Who's left? Gavin, Danks, Crain and Thornton. Of them Gavin has the best combination of contract and replaceability. Danks could be gone after 2012. In the very least he'll be paid free agent prices, which means you won't get that much for him. Gavin's team option in 2013 is very team-friendly and he could actually return a legitimate prospect or two. Crain and Thornton would just be salary dumps, though one or the other could be ably replaced by Addison Reed.
If the package for Gavin could include an Addison Reed-esque arm, they could dump Crain too. That'd put the Sox at about $105M and keeps the Sox in that 79-84 win range according to the eyeball test.

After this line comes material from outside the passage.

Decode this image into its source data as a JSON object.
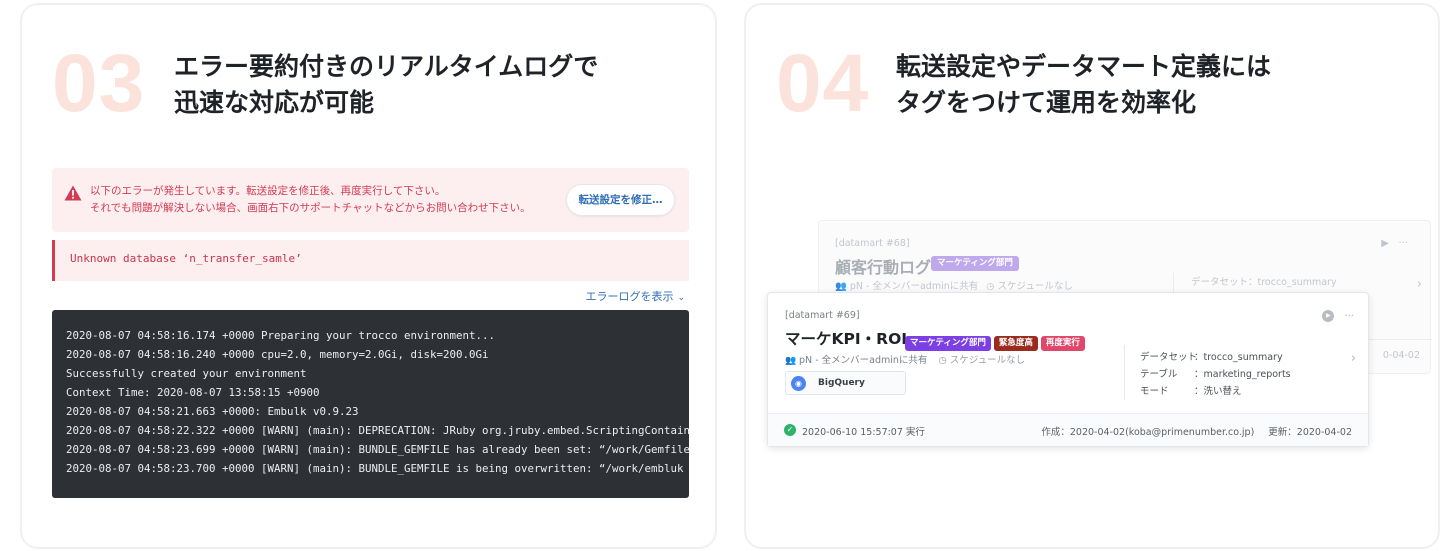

Given the crapitude of the division and the fact that Alex Rios and Adam Dunn used to be legitimate major league talent, that could still be enough for a rebound a la 2008. But if they're asked to cut payroll further, major holes will open up and the .500ish team will drop significantly below.
In actuality I'd be surprised if they have to go much further and I'd expect JR will authorize final spending some number above $105M. But I'd be very much surprised if it was much more than $120M at the end of the day. Assuming the Sox actually get some value from their major FA signing in 2012, that puts them in the 82-87 win range and we're more or less back where we started: All In and not quite good enough.
I have to say I hoped I could come up with some moves that were a little more imaginative than those that'd been raised in the community already. But there's just no room for it. Kenny Williams and Jerry Reinsdorf have backed themselves into a corner thanks to their relative lack of success in the draft, their various problems and setbacks in Latin America and, more specifically, trading Dan Hudson for no good reason. Without a glut of young, cheap players or much deeper pockets, the Sox simply won't be able to field teams that consistently win 90+ games. And if they can't do that, they won't be making the playoffs with much regularity without serious competence issues throughout the rest of the division. It's nice to stay in contention through August, but it would be even nicer to come out on top more than one time in three, right?
*Or so I hear. I had a bad feeling about the whole thing and watched Michigan football instead. Sunday too. I've already seen the game 3 times all the way through. Thanks DVR!
**So Kenny could trade them both to somebody along with a 3 year loan of Don Cooper and Herm Schneider and be even.
***That's what I get for reading Cot's uncritically. Thanks U-G